The New York Times inadvertently dropped a bombshell today by revealing that documents have revealed that Saddam Hussein was as close to one year away from developing nuclear weapons:
Among the dozens of documents in English were Iraqi reports written in the 1990s and in 2002 for United Nations inspectors in charge of making sure Iraq had abandoned its unconventional arms programs after the Persian Gulf war. Experts say that at the time, Mr. Husseinâ€™s scientists were on the verge of building an atom bomb, as little as a year away.
But I thought Dick Cheney “lied” when he said that Saddam was reconstituting nuclear weapons? Now the Times is admitting that experts believed he was as little as one year away? That seems like one hell of an admission, and as Jim Geraghty observes it happens to completely undercut the antiwar argument that Saddam posed no threat.
Furthermore, the documents posted in that same document dump showed extensive communications between Iraqi intelligence agencies and al-Qaeda, significant monetary and logistical support to terrorist groups, and other WMD-related programs. Ed Morrissey has done better than the CIA in analyzing these documents and determining the nature of the evidence they provide. For instance, this memo shows that four days after 9/11, the Iraqis were worried that the Americans would use Iraq/al-Qaeda ties to attack Iraq. These documents show an entirely different view of the war than the popular conception — and now The New York Times is finally reporting on them — although they’re trying to use it as another anti-Bush talking point.
It’s possible that some nuclear secrets were contained in those documents — although since the A.Q. Khan proliferation ring has already divulged detailed nuclear information to several rogue regimes, the impact of those “secrets” is probably less than the Times would like everyone to believe. Still, they can’t simultaneously argue that Saddam had no nuclear program and it was a “lie” to suggest that he did and maintain their stance that experts believed the Hussein regime to be around one year away from having a working nuclear weapon. Even if one takes it as Saddam only having a workable design, that’s still a major risk to the world. The Duelfer Report made it clear that the sanctions regime “containing” Iraq would have broken down shortly had Hussein’s regime not been toppled. Having a largely unconstrained Iraq with a working nuclear weapon design and the ability to use the A.Q. Khan network’s know-how in order to build a weapon would not have been acceptable. What’s worse is that a nuclear-armed Iraq and a nuclear-armed Iran would be a major danger to the region — Iran and Iraq already fought one pointless and devastating war in the last century — what would prevent them from lobbing nukes at each other? Allowing that to happen would be an unacceptable risk.
The New York Times just ripped away a major argument that they’d been advancing for years now and admitted that the Administration’s arguments on an Iraqi nuclear program were well-founded in expert opinion. It’s a rather shocking admission, and one that indicates just how far off the status quo arguments are from the realities of the policies made prior to the invasion of Iraq.

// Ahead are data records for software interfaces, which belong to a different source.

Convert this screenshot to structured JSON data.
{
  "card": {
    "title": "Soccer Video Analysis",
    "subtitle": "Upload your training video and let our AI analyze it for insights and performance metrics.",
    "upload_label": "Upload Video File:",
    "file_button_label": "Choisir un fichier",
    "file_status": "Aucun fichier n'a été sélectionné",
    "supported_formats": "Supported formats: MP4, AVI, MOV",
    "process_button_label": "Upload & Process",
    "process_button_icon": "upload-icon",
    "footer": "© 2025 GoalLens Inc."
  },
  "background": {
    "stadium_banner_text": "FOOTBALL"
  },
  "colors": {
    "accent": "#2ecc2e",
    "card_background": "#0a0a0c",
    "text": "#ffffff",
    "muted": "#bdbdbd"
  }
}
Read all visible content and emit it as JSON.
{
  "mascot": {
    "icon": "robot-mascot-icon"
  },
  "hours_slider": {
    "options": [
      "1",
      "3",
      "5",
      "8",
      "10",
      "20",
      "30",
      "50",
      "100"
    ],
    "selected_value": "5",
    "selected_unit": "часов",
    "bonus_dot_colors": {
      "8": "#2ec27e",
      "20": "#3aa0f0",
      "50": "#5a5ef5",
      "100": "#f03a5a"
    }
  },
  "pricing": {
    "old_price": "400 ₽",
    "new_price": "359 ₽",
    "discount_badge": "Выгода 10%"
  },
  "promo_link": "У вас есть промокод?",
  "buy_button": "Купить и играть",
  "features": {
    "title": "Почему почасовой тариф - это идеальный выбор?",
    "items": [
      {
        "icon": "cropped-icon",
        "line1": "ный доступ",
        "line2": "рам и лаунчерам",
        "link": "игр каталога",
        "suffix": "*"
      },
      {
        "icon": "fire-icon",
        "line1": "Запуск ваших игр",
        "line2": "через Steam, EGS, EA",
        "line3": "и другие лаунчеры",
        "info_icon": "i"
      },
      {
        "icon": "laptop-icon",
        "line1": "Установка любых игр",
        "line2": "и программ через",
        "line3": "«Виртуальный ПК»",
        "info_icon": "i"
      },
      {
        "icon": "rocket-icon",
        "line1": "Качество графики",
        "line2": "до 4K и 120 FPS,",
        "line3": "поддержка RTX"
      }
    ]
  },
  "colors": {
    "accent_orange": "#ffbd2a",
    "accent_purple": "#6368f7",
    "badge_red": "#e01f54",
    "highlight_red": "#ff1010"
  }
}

UPDATE: Wretchard at The Belmont Club gives the more valuable perspective here:
But personally I think the whole debate surrounding Iraq’s WMDs is glorified misdirection. America did and does face a threat from terrorist-supporting nations of which Saddam’s Iraq was one. Before it was taken down. The AQ Khan network, Iran and North Korea were all part of the threat. That America did not find an actual, ticking nuclear weapon in Iraq doesn’t particularly mean anything in an era where design work, production and testing can be divided among anti-American allies. Even refrigerators are made that way today. The gleeful assertion that Saddam didn’t “have” WMDs has slowly deligitimized any effort to rid the world of the malignant threat that is growing before its eyes. This campaign has made it politically impossible to act against any nation even if it is in as advanced — oops — as retarded a state of development as was Saddam’s Iraq. That the threat did not exist was a lie and the greatest danger of all lies, including this one, is that it comes to be accepted as the truth.
The A.Q. Khan network was actively proliferating nuclear supplies and technologies all over the globe — Pakistani nuclear technologies ended up in Iran, Libya, North Korea, and who knows where else. The idea that an individual country must have its own individual nuclear program just doesn’t seem to be all that necessary in a globalized economy such as ours. The fact that Iraq was that close to having a nuclear weapon — whenever it may have been — indicates the magnitude of the threat we face. Even if Iraq had destroyed its nuclear weapons programs, the human and intellectual capital was not destroyed. Obviously Saddam still possessed dangerous nuclear secrets, or they’d be no reason for outcry that some of them may have been inadvertently posted. And if he possessed that kind of dangerous knowledge, one can’t argue that he was no threat to anyone.